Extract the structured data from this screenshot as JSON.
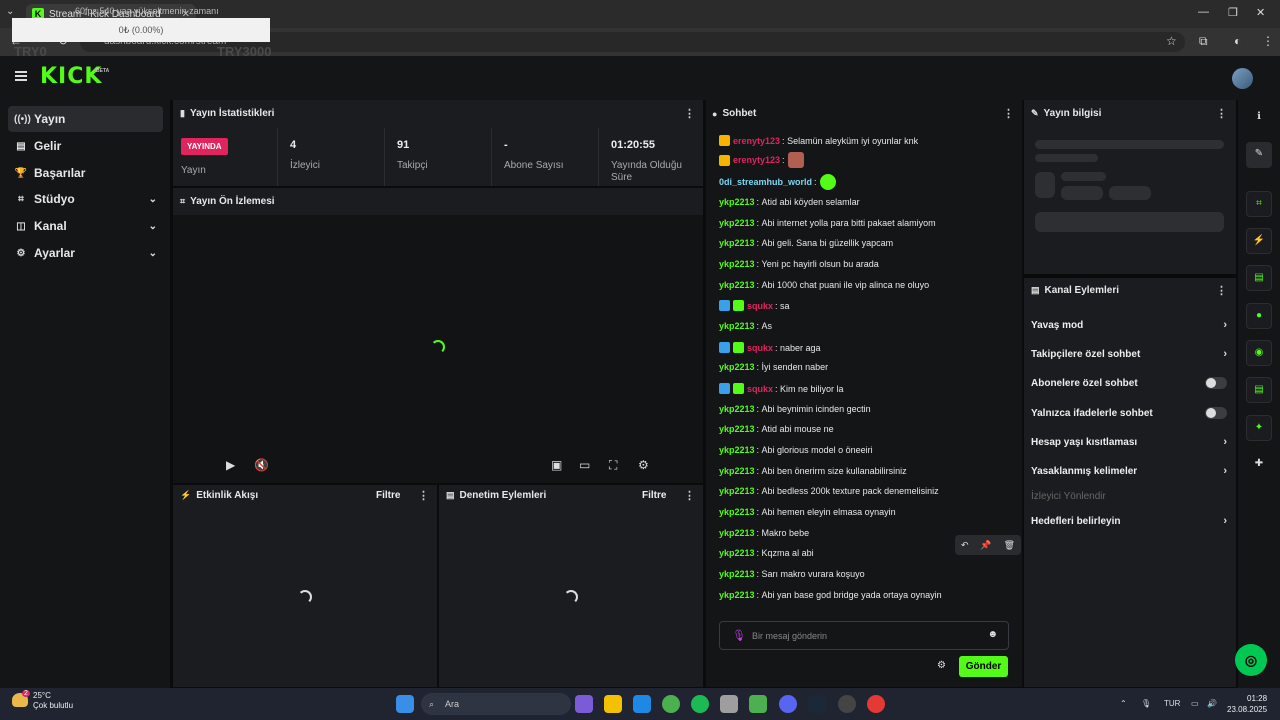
{
  "browser": {
    "tab_title": "Stream - Kick Dashboard",
    "tab_overlay": "60fps 540 yaa yükseltmenin zamanı",
    "url": "dashboard.kick.com/stream",
    "popup_value": "0₺ (0.00%)",
    "overlay_left": "TRY0",
    "overlay_right": "TRY3000"
  },
  "header": {
    "logo": "KICK",
    "beta": "BETA"
  },
  "sidebar": {
    "items": [
      {
        "label": "Yayın",
        "icon": "((•))"
      },
      {
        "label": "Gelir",
        "icon": "▤"
      },
      {
        "label": "Başarılar",
        "icon": "🏆"
      },
      {
        "label": "Stüdyo",
        "icon": "⌗"
      },
      {
        "label": "Kanal",
        "icon": "◫"
      },
      {
        "label": "Ayarlar",
        "icon": "⚙"
      }
    ]
  },
  "stats": {
    "title": "Yayın İstatistikleri",
    "live_badge": "YAYINDA",
    "live_label": "Yayın",
    "viewers": {
      "value": "4",
      "label": "İzleyici"
    },
    "followers": {
      "value": "91",
      "label": "Takipçi"
    },
    "subs": {
      "value": "-",
      "label": "Abone Sayısı"
    },
    "uptime": {
      "value": "01:20:55",
      "label": "Yayında Olduğu Süre"
    }
  },
  "preview": {
    "title": "Yayın Ön İzlemesi"
  },
  "activity": {
    "title": "Etkinlik Akışı",
    "filter": "Filtre"
  },
  "moderation": {
    "title": "Denetim Eylemleri",
    "filter": "Filtre"
  },
  "chat": {
    "title": "Sohbet",
    "messages": [
      {
        "user": "erenyty123",
        "text": "Selamün aleyküm iyi oyunlar knk"
      },
      {
        "user": "erenyty123",
        "text": ""
      },
      {
        "user": "0di_streamhub_world",
        "text": ""
      },
      {
        "user": "ykp2213",
        "text": "Atid abi köyden selamlar"
      },
      {
        "user": "ykp2213",
        "text": "Abi internet yolla para bitti pakaet alamiyom"
      },
      {
        "user": "ykp2213",
        "text": "Abi geli. Sana bi güzellik yapcam"
      },
      {
        "user": "ykp2213",
        "text": "Yeni pc hayirli olsun bu arada"
      },
      {
        "user": "ykp2213",
        "text": "Abi 1000 chat puani ile vip alinca ne oluyo"
      },
      {
        "user": "squkx",
        "text": "sa"
      },
      {
        "user": "ykp2213",
        "text": "As"
      },
      {
        "user": "squkx",
        "text": "naber aga"
      },
      {
        "user": "ykp2213",
        "text": "İyi senden naber"
      },
      {
        "user": "squkx",
        "text": "Kim ne biliyor la"
      },
      {
        "user": "ykp2213",
        "text": "Abi beynimin icinden gectin"
      },
      {
        "user": "ykp2213",
        "text": "Atid abi mouse ne"
      },
      {
        "user": "ykp2213",
        "text": "Abi glorious model o öneeiri"
      },
      {
        "user": "ykp2213",
        "text": "Abi ben önerirm size kullanabilirsiniz"
      },
      {
        "user": "ykp2213",
        "text": "Abi bedless 200k texture pack denemelisiniz"
      },
      {
        "user": "ykp2213",
        "text": "Abi hemen eleyin elmasa oynayin"
      },
      {
        "user": "ykp2213",
        "text": "Makro bebe"
      },
      {
        "user": "ykp2213",
        "text": "Kqzma al abi"
      },
      {
        "user": "ykp2213",
        "text": "Sarı makro vurara koşuyo"
      },
      {
        "user": "ykp2213",
        "text": "Abi yan base god bridge yada ortaya oynayin"
      }
    ],
    "input_placeholder": "Bir mesaj gönderin",
    "send_label": "Gönder"
  },
  "info": {
    "title": "Yayın bilgisi"
  },
  "channel_actions": {
    "title": "Kanal Eylemleri",
    "items": [
      {
        "label": "Yavaş mod",
        "kind": "chevron"
      },
      {
        "label": "Takipçilere özel sohbet",
        "kind": "chevron"
      },
      {
        "label": "Abonelere özel sohbet",
        "kind": "toggle"
      },
      {
        "label": "Yalnızca ifadelerle sohbet",
        "kind": "toggle"
      },
      {
        "label": "Hesap yaşı kısıtlaması",
        "kind": "chevron"
      },
      {
        "label": "Yasaklanmış kelimeler",
        "kind": "chevron"
      },
      {
        "label": "İzleyici Yönlendir",
        "kind": "disabled"
      },
      {
        "label": "Hedefleri belirleyin",
        "kind": "chevron"
      }
    ]
  },
  "taskbar": {
    "temp": "25°C",
    "weather": "Çok bulutlu",
    "search": "Ara",
    "lang": "TUR",
    "time": "01:28",
    "date": "23.08.2025",
    "notif": "2"
  },
  "colors": {
    "accent": "#53fc18",
    "live": "#e0245e"
  }
}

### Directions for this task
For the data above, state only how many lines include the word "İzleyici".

### Response
2